The impact on bird and marine life in the Baltic Sea is also a concern, as the Baltic sea is recognized by the International Maritime Organization as a particularly sensitive sea area. According to Ene Ergma, Speaker of the Parliament of Estonia, the pieline work will entail ripping a canal in the seabed which will demand leveling the sand that lies along the way, atomizing volcanic formations and fill ditched along the bottom of the sea, changing by this the sea currents. Russian environmental organizations warn that the ecosystem in the Eastern part of the Gulf of Finland is the most vulnerable part of the Baltic Sea and assume damage to the island territory of the planned Ingermanland nature preserve as a result of laying the pipeline. Swedish environmental groups are concerned that the pipeline is planned to pass too closely to the border of the marine reserve near Gotland. Also Greenpeace is concerned that the pipeline would pass through several sites designated marine conservation areas.
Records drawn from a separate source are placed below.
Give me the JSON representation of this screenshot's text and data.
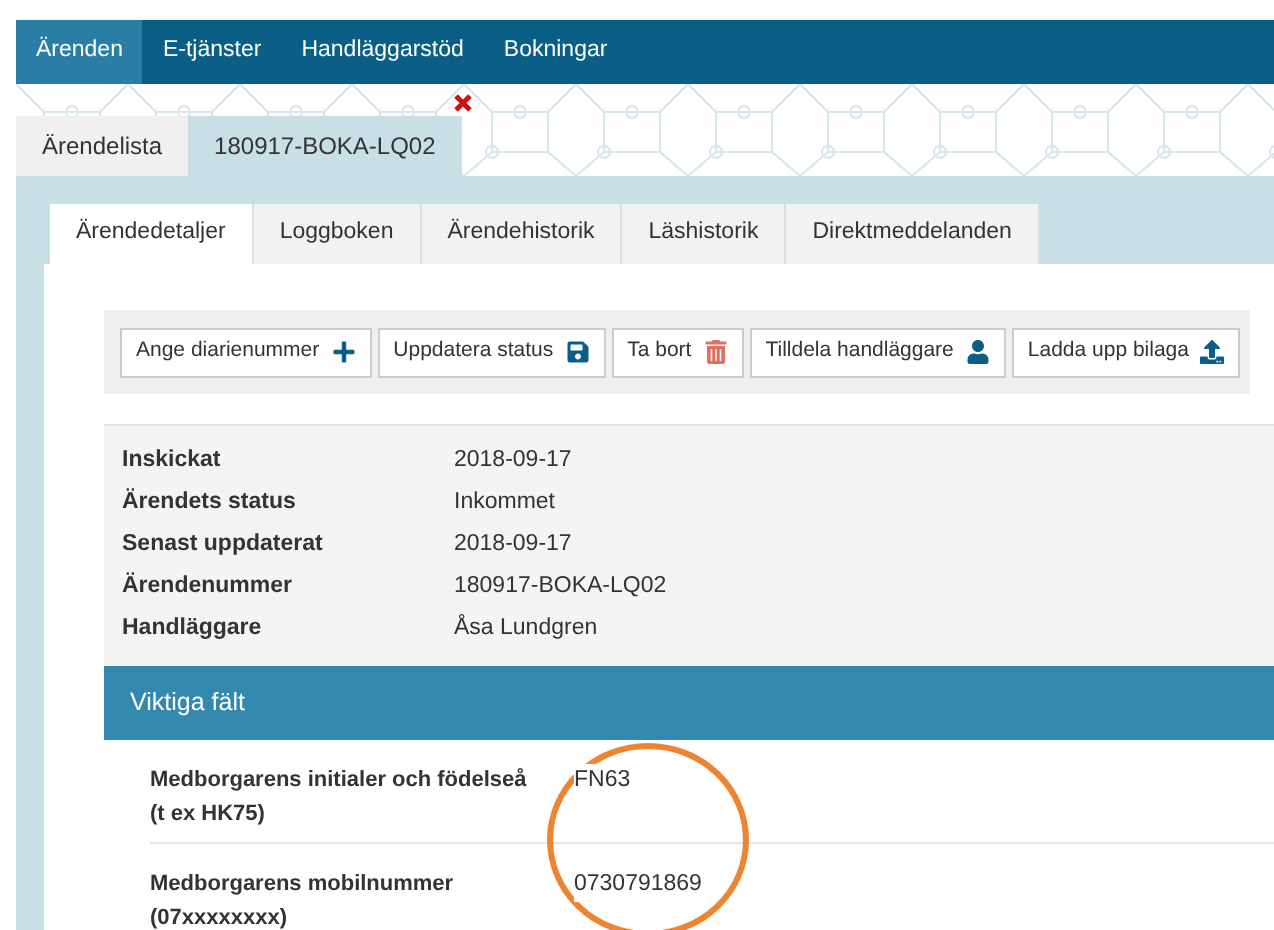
{
  "nav": [
    {
      "label": "Ärenden",
      "selected": true
    },
    {
      "label": "E-tjänster",
      "selected": false
    },
    {
      "label": "Handläggarstöd",
      "selected": false
    },
    {
      "label": "Bokningar",
      "selected": false
    }
  ],
  "case_tabs": [
    {
      "label": "Ärendelista",
      "selected": false,
      "closable": false
    },
    {
      "label": "180917-BOKA-LQ02",
      "selected": true,
      "closable": true
    }
  ],
  "sub_tabs": [
    {
      "label": "Ärendedetaljer",
      "selected": true
    },
    {
      "label": "Loggboken",
      "selected": false
    },
    {
      "label": "Ärendehistorik",
      "selected": false
    },
    {
      "label": "Läshistorik",
      "selected": false
    },
    {
      "label": "Direktmeddelanden",
      "selected": false
    }
  ],
  "toolbar": [
    "Ange diarienummer",
    "Uppdatera status",
    "Ta bort",
    "Tilldela handläggare",
    "Ladda upp bilaga"
  ],
  "details": [
    {
      "label": "Inskickat",
      "value": "2018-09-17"
    },
    {
      "label": "Ärendets status",
      "value": "Inkommet"
    },
    {
      "label": "Senast uppdaterat",
      "value": "2018-09-17"
    },
    {
      "label": "Ärendenummer",
      "value": "180917-BOKA-LQ02"
    },
    {
      "label": "Handläggare",
      "value": "Åsa Lundgren"
    }
  ],
  "important_fields": {
    "title": "Viktiga fält",
    "rows": [
      {
        "label": "Medborgarens initialer och födelseå",
        "hint": "(t ex HK75)",
        "value": "FN63"
      },
      {
        "label": "Medborgarens mobilnummer",
        "hint": "(07xxxxxxxx)",
        "value": "0730791869"
      }
    ]
  },
  "annotation": {
    "circled": true
  }
}
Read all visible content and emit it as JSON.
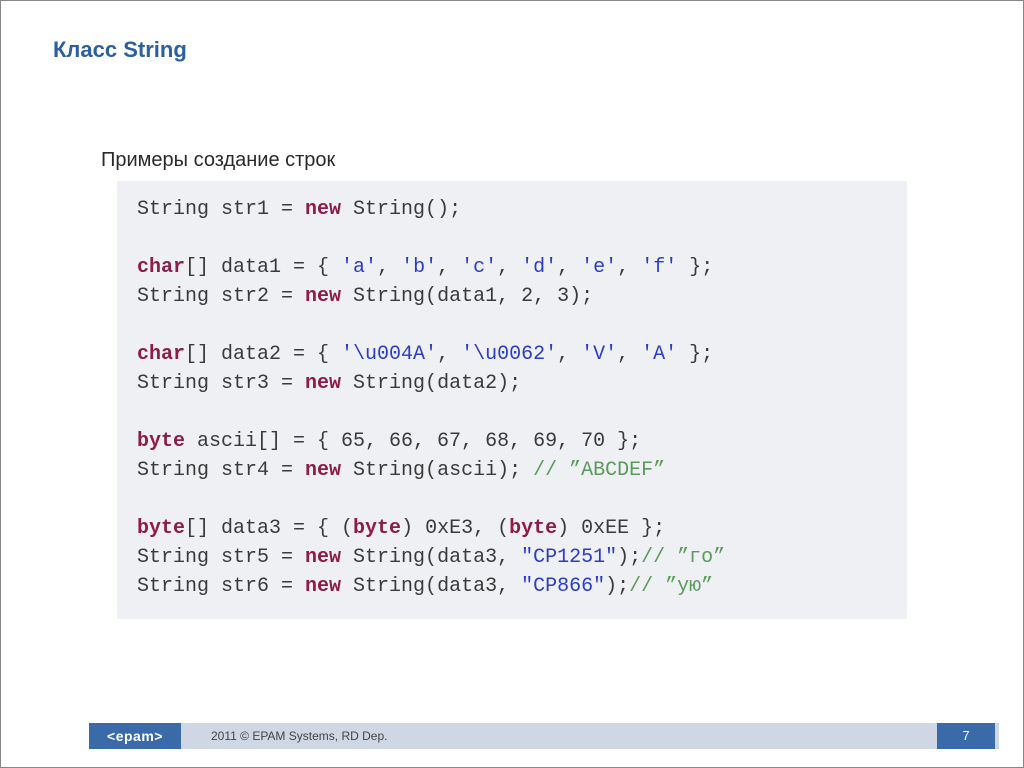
{
  "title": "Класс String",
  "subtitle": "Примеры создание строк",
  "code": {
    "l1a": "String str1 = ",
    "l1kw": "new",
    "l1b": " String();",
    "l3kw": "char",
    "l3a": "[] data1 = { ",
    "l3s": "'a'",
    "l3b": ", ",
    "l3s2": "'b'",
    "l3c": ", ",
    "l3s3": "'c'",
    "l3d": ", ",
    "l3s4": "'d'",
    "l3e": ", ",
    "l3s5": "'e'",
    "l3f": ", ",
    "l3s6": "'f'",
    "l3g": " };",
    "l4a": "String str2 = ",
    "l4kw": "new",
    "l4b": " String(data1, 2, 3);",
    "l6kw": "char",
    "l6a": "[] data2 = { ",
    "l6s1": "'\\u004A'",
    "l6b": ", ",
    "l6s2": "'\\u0062'",
    "l6c": ", ",
    "l6s3": "'V'",
    "l6d": ", ",
    "l6s4": "'A'",
    "l6e": " };",
    "l7a": "String str3 = ",
    "l7kw": "new",
    "l7b": " String(data2);",
    "l9kw": "byte",
    "l9a": " ascii[] = { 65, 66, 67, 68, 69, 70 };",
    "l10a": "String str4 = ",
    "l10kw": "new",
    "l10b": " String(ascii); ",
    "l10cmt": "// ”ABCDEF”",
    "l12kw": "byte",
    "l12a": "[] data3 = { (",
    "l12kw2": "byte",
    "l12b": ") 0xE3, (",
    "l12kw3": "byte",
    "l12c": ") 0xEE };",
    "l13a": "String str5 = ",
    "l13kw": "new",
    "l13b": " String(data3, ",
    "l13s": "\"CP1251\"",
    "l13c": ");",
    "l13cmt": "// ”го”",
    "l14a": "String str6 = ",
    "l14kw": "new",
    "l14b": " String(data3, ",
    "l14s": "\"CP866\"",
    "l14c": ");",
    "l14cmt": "// ”ую”"
  },
  "footer": {
    "logo": "<epam>",
    "text": "2011 © EPAM Systems, RD Dep.",
    "page": "7"
  }
}
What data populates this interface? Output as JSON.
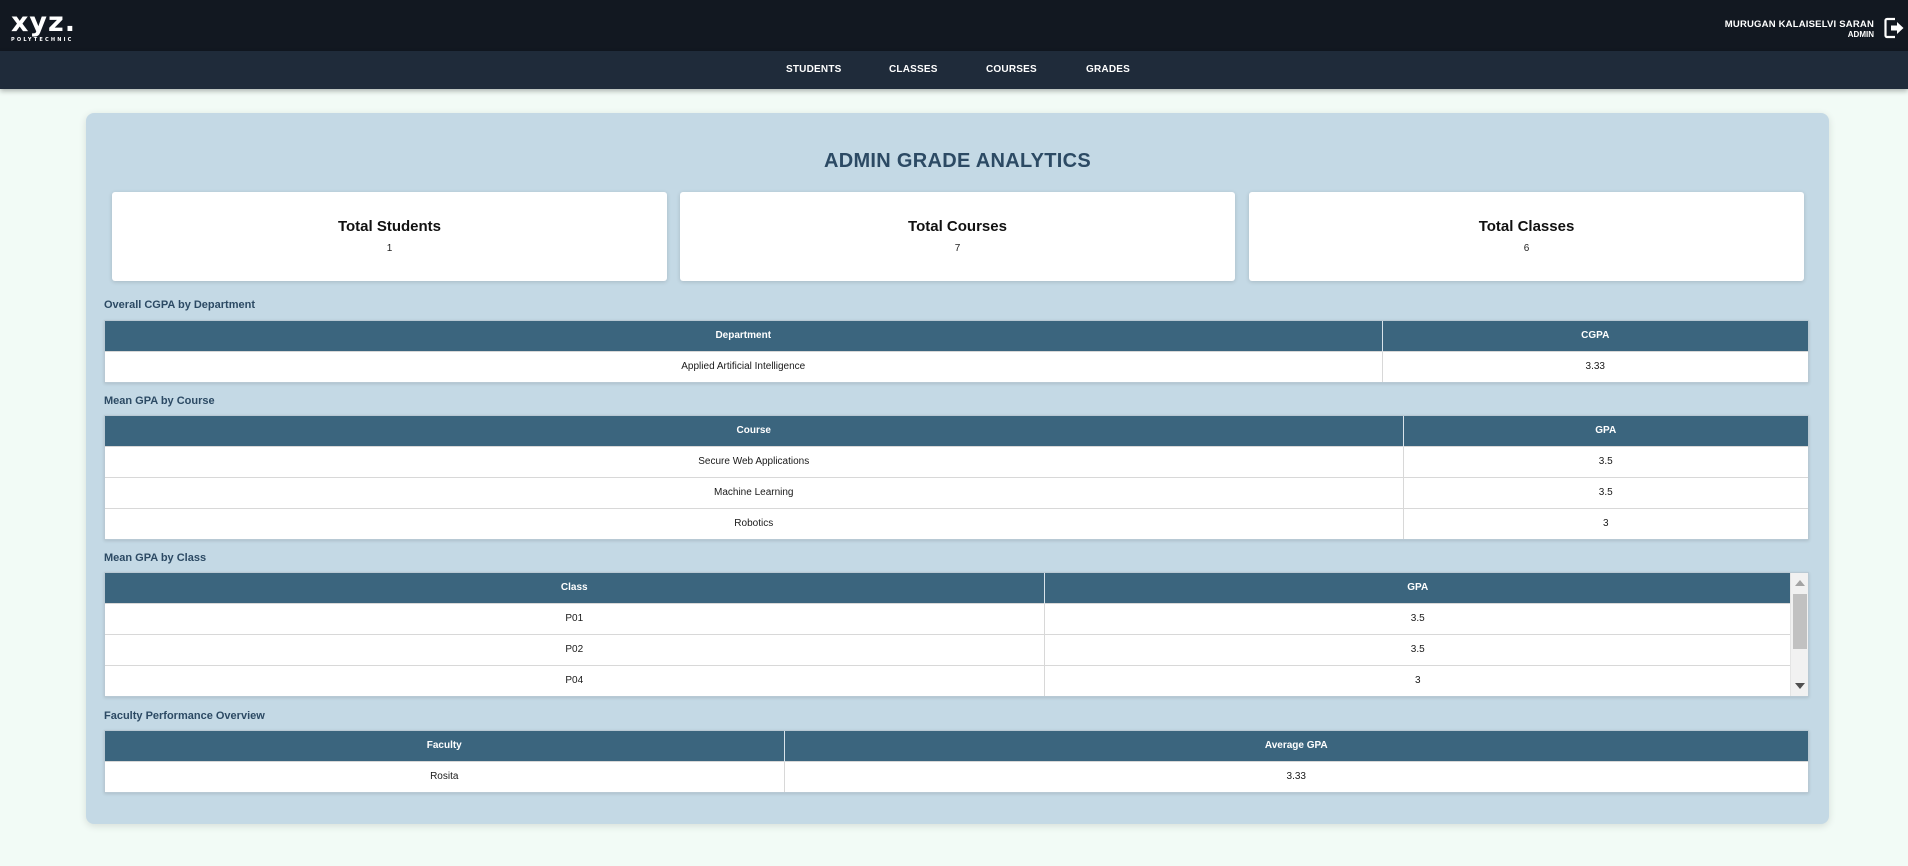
{
  "brand": {
    "name": "xyz.",
    "subtitle": "POLYTECHNIC"
  },
  "user": {
    "name": "MURUGAN KALAISELVI SARAN",
    "role": "ADMIN",
    "logout_icon": "logout-icon"
  },
  "nav": {
    "items": [
      "STUDENTS",
      "CLASSES",
      "COURSES",
      "GRADES"
    ]
  },
  "page": {
    "title": "ADMIN GRADE ANALYTICS"
  },
  "stats": [
    {
      "label": "Total Students",
      "value": "1"
    },
    {
      "label": "Total Courses",
      "value": "7"
    },
    {
      "label": "Total Classes",
      "value": "6"
    }
  ],
  "dept_table": {
    "title": "Overall CGPA by Department",
    "headers": [
      "Department",
      "CGPA"
    ],
    "rows": [
      [
        "Applied Artificial Intelligence",
        "3.33"
      ]
    ]
  },
  "course_table": {
    "title": "Mean GPA by Course",
    "headers": [
      "Course",
      "GPA"
    ],
    "rows": [
      [
        "Secure Web Applications",
        "3.5"
      ],
      [
        "Machine Learning",
        "3.5"
      ],
      [
        "Robotics",
        "3"
      ]
    ]
  },
  "class_table": {
    "title": "Mean GPA by Class",
    "headers": [
      "Class",
      "GPA"
    ],
    "rows": [
      [
        "P01",
        "3.5"
      ],
      [
        "P02",
        "3.5"
      ],
      [
        "P04",
        "3"
      ]
    ]
  },
  "faculty_table": {
    "title": "Faculty Performance Overview",
    "headers": [
      "Faculty",
      "Average GPA"
    ],
    "rows": [
      [
        "Rosita",
        "3.33"
      ]
    ]
  },
  "colors": {
    "header_bg": "#121821",
    "nav_bg": "#1f2b3a",
    "panel_bg": "#c4d9e5",
    "table_header": "#3b657e",
    "title_text": "#2c4a64"
  }
}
The World Wide Fund for Nature (WWF) requested that countries party to the Baltic Marine Environment Protection Commission (HELCOM) safeguard the Baltic marine habitats, which could be altered by the implementation of the Nord Stream project. Furthermore, Estonian scientist and former politician Endel Lippmaa raised concerns over the pipeline's planned path crossing zones of seismic activity in the Baltic Sea, while in April 2007, the Young Conservative League of Lithuania started an online petition entitled "Protect the Baltic Sea While It’s Still Not Too Late!", translated into all state languages of the countries of the Baltic region. On 8 July 2008, the European Parliament endorsed by 542 votes to 60 a non-binding report calling on the European Commission to evaluate the additional impact on the Baltic Sea caused by the Nord Stream project.
Russian officials have described these concerns as far-fetched and politically motivated by opponents of the project. They argue that during the construction the seabed will be cleaned, rather than endangered. Russian Foreign Minister Sergey Lavrov has claimed that Russia fully respects the desire to provide for the 100% environmental sustainability of the project and that Russia is fully supportive of such an approach, and that all environmental concerns would be addressed in the process of environmental impact assessment. Also, Nord Stream has stated that there is no legal basis for an independent report on the impact on the environment, as demanded by several non-governmental organizations.
Concerns have raised, that Nord Stream AG was planning on rinsing out the pipeline with 2.3 billion liters of a solution containing glutaraldehyde, pumped directly into the Baltic Sea when the procedure was finished. Nord Stream AG responded that while it had indeed considered using glutaraldehyde, further study has shown that it would not have to be employed, and even had the chemical been used, the effects would have been brief and localized due to the speed with which the chemical breaks down once it comes in contact with water.
One of the raised problems is that the Gulf of Finland was mined during the World War II, with many mines still on the sea. Critics of the pipeline have voiced fears that the pipeline would disturb ammunition dumps. On 29 February 2008, Nord Stream AG reported that they had detected about ten mines in the Exclusive Economic Zone of Finland. The Finnish navy has confirmed they lack resources to sweep the mines, but would offer to help identify them.